(Stored data)
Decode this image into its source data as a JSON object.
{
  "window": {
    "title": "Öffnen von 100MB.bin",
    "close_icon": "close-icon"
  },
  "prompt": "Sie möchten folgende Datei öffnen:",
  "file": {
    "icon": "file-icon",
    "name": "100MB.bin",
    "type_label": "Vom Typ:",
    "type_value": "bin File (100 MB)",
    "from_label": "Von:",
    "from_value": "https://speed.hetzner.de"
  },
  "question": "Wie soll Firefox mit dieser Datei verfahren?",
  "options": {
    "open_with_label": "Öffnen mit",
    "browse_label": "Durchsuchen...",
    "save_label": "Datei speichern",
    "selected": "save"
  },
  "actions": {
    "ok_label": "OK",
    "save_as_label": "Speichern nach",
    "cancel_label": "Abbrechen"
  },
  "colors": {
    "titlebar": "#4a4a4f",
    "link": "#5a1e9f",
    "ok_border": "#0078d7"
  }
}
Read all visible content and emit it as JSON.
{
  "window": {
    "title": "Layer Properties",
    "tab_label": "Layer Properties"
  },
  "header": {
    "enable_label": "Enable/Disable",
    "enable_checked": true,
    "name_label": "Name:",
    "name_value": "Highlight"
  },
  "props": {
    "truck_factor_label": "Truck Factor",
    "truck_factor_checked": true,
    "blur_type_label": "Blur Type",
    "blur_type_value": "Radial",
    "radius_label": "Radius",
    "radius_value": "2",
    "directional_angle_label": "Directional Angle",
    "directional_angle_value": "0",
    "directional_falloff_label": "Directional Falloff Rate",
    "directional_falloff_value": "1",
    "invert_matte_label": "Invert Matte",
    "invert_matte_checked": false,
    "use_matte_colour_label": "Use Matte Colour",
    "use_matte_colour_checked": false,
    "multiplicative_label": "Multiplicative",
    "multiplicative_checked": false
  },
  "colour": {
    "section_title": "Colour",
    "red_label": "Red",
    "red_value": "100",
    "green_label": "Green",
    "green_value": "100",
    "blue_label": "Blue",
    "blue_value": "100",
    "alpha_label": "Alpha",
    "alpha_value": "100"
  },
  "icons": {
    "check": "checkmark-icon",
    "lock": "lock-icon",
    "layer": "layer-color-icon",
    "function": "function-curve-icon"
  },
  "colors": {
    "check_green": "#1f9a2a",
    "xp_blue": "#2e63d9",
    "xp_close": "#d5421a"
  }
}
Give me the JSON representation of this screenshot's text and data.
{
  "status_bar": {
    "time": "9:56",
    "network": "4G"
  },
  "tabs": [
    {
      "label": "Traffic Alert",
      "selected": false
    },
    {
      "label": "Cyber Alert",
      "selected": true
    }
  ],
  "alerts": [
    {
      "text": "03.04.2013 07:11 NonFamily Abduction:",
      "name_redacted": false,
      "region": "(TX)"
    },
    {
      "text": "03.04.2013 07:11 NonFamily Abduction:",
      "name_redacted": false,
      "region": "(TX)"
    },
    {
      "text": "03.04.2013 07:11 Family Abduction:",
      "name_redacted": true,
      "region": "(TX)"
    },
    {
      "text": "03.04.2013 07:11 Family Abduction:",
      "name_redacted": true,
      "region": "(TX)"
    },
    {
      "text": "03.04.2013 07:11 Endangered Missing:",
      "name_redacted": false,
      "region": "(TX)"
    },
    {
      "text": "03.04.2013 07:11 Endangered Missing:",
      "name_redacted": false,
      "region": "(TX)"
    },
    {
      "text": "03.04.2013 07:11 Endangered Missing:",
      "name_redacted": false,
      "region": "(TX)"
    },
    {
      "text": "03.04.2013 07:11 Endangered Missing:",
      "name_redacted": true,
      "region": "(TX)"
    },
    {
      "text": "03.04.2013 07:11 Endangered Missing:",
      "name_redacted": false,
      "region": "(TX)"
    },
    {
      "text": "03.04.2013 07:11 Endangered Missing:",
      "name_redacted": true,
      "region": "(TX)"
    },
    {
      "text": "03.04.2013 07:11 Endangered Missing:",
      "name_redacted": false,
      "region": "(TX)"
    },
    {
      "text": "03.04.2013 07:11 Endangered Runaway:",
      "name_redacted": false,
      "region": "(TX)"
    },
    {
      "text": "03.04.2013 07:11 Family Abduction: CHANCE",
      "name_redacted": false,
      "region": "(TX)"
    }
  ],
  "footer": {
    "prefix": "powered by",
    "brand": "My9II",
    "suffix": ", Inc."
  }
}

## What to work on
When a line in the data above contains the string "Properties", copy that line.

## Exercise result
    "title": "Layer Properties",
    "tab_label": "Layer Properties"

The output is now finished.